→ **Your goal**
Would you please report how many lines of the listing contain "recommended"? Reply with that number only.

→ **Available records**
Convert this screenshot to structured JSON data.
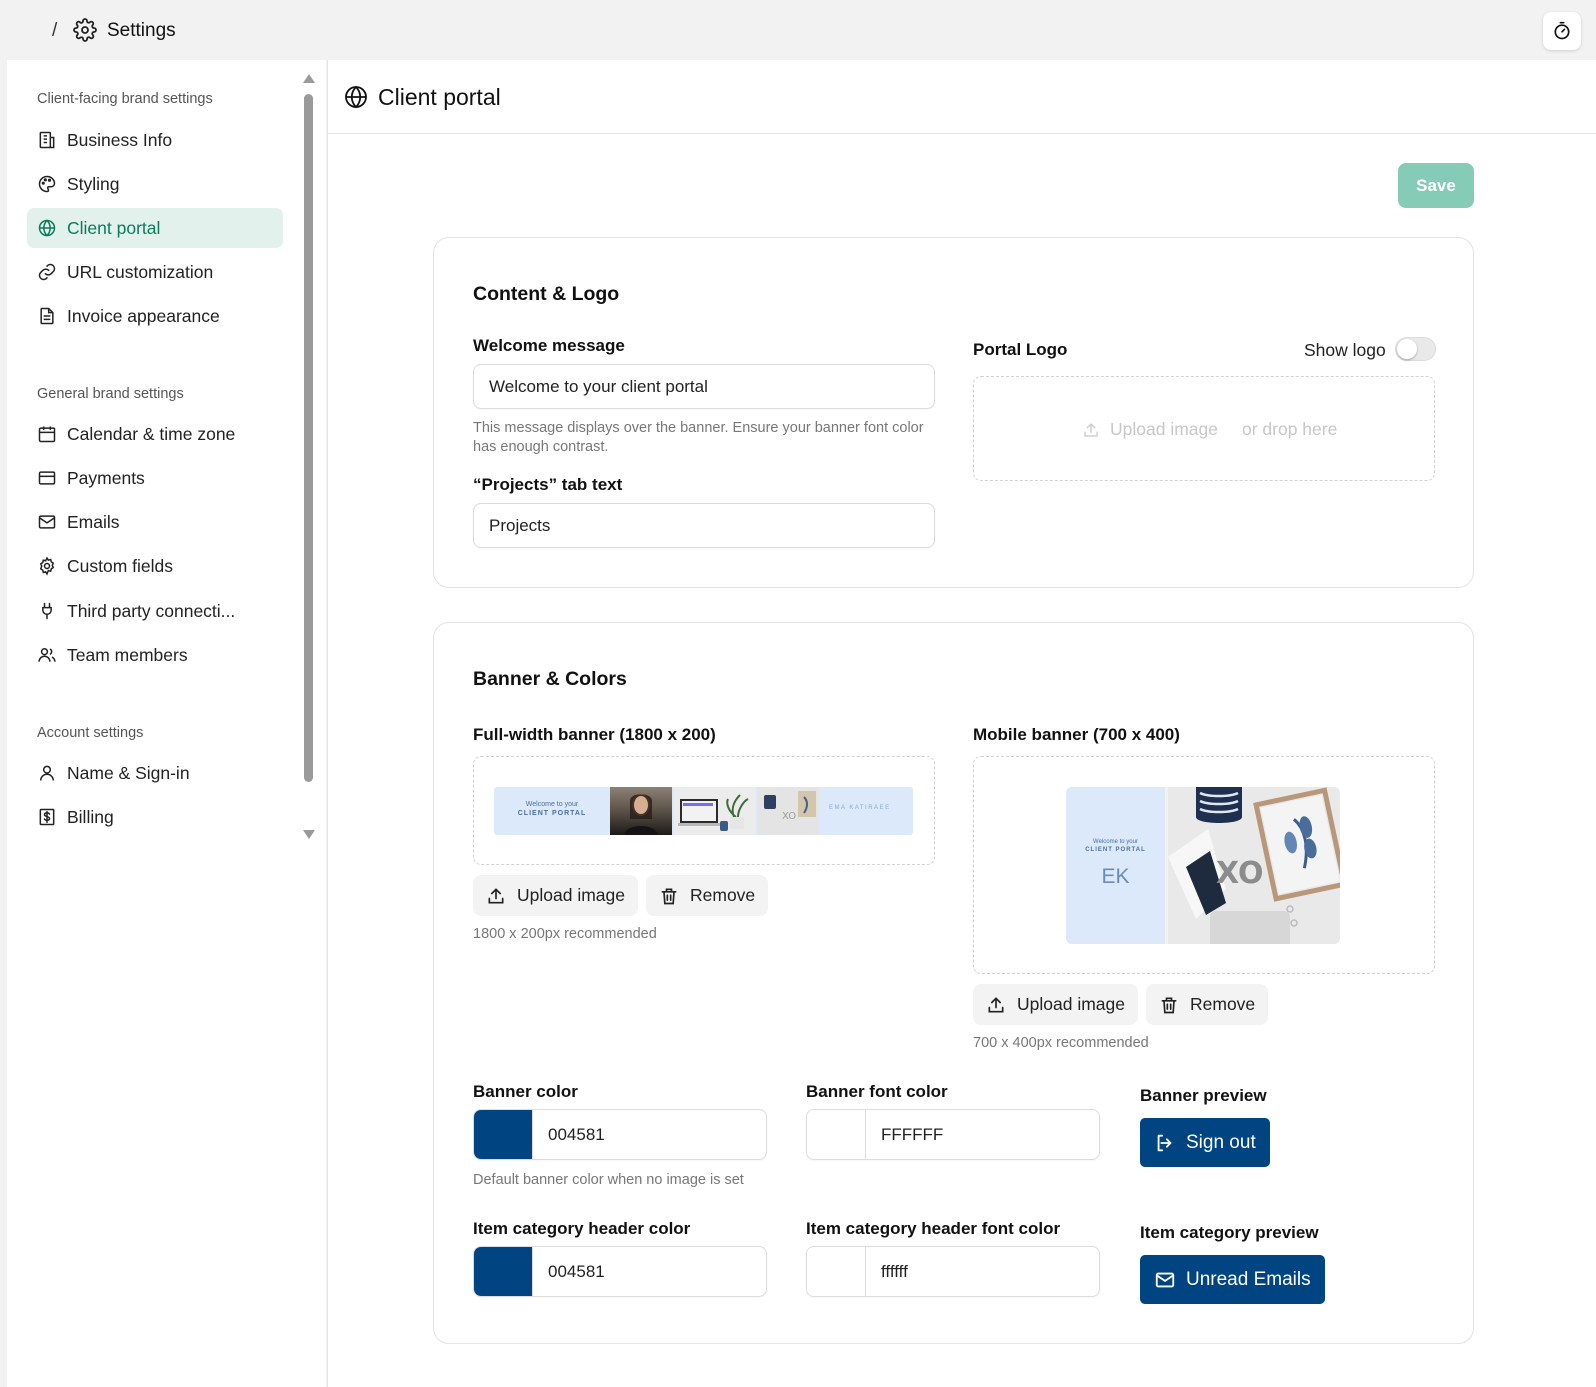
{
  "topbar": {
    "separator": "/",
    "title": "Settings",
    "settings_icon": "gear-icon",
    "timer_icon": "stopwatch-icon"
  },
  "sidebar": {
    "groups": [
      {
        "label": "Client-facing brand settings",
        "items": [
          {
            "label": "Business Info",
            "icon": "building-icon"
          },
          {
            "label": "Styling",
            "icon": "palette-icon"
          },
          {
            "label": "Client portal",
            "icon": "globe-icon",
            "active": true
          },
          {
            "label": "URL customization",
            "icon": "link-icon"
          },
          {
            "label": "Invoice appearance",
            "icon": "document-icon"
          }
        ]
      },
      {
        "label": "General brand settings",
        "items": [
          {
            "label": "Calendar & time zone",
            "icon": "calendar-icon"
          },
          {
            "label": "Payments",
            "icon": "credit-card-icon"
          },
          {
            "label": "Emails",
            "icon": "mail-icon"
          },
          {
            "label": "Custom fields",
            "icon": "gear-icon"
          },
          {
            "label": "Third party connecti...",
            "icon": "plug-icon"
          },
          {
            "label": "Team members",
            "icon": "users-icon"
          }
        ]
      },
      {
        "label": "Account settings",
        "items": [
          {
            "label": "Name & Sign-in",
            "icon": "user-icon"
          },
          {
            "label": "Billing",
            "icon": "dollar-icon"
          }
        ]
      }
    ]
  },
  "main": {
    "title": "Client portal",
    "save_label": "Save",
    "content_logo": {
      "title": "Content & Logo",
      "welcome_label": "Welcome message",
      "welcome_value": "Welcome to your client portal",
      "welcome_hint_line1": "This message displays over the banner. Ensure your banner font color",
      "welcome_hint_line2": "has enough contrast.",
      "projects_label": "“Projects” tab text",
      "projects_value": "Projects",
      "logo_label": "Portal Logo",
      "show_logo_label": "Show logo",
      "show_logo_on": false,
      "upload_label": "Upload image",
      "drop_label": "or drop here"
    },
    "banner_colors": {
      "title": "Banner & Colors",
      "full_banner_label": "Full-width banner (1800 x 200)",
      "full_banner_text1": "Welcome to your",
      "full_banner_text2": "CLIENT PORTAL",
      "full_banner_name": "EMA KATIRAEE",
      "full_upload": "Upload image",
      "full_remove": "Remove",
      "full_hint": "1800 x 200px recommended",
      "mobile_banner_label": "Mobile banner (700 x 400)",
      "mobile_banner_text1": "Welcome to your",
      "mobile_banner_text2": "CLIENT PORTAL",
      "mobile_banner_monogram": "EK",
      "mobile_banner_xo": "XO",
      "mobile_upload": "Upload image",
      "mobile_remove": "Remove",
      "mobile_hint": "700 x 400px recommended",
      "banner_color_label": "Banner color",
      "banner_color_value": "004581",
      "banner_color_hex": "#004581",
      "banner_color_hint": "Default banner color when no image is set",
      "banner_font_color_label": "Banner font color",
      "banner_font_color_value": "FFFFFF",
      "banner_font_color_hex": "#FFFFFF",
      "banner_preview_label": "Banner preview",
      "banner_preview_button": "Sign out",
      "item_header_color_label": "Item category header color",
      "item_header_color_value": "004581",
      "item_header_font_color_label": "Item category header font color",
      "item_header_font_color_value": "ffffff",
      "item_preview_label": "Item category preview",
      "item_preview_button": "Unread Emails"
    }
  },
  "colors": {
    "accent": "#0e7a5a",
    "active_bg": "#e2f1ec",
    "save_bg": "#85cbb5",
    "brand_blue": "#004581"
  }
}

→ **Exercise response**
2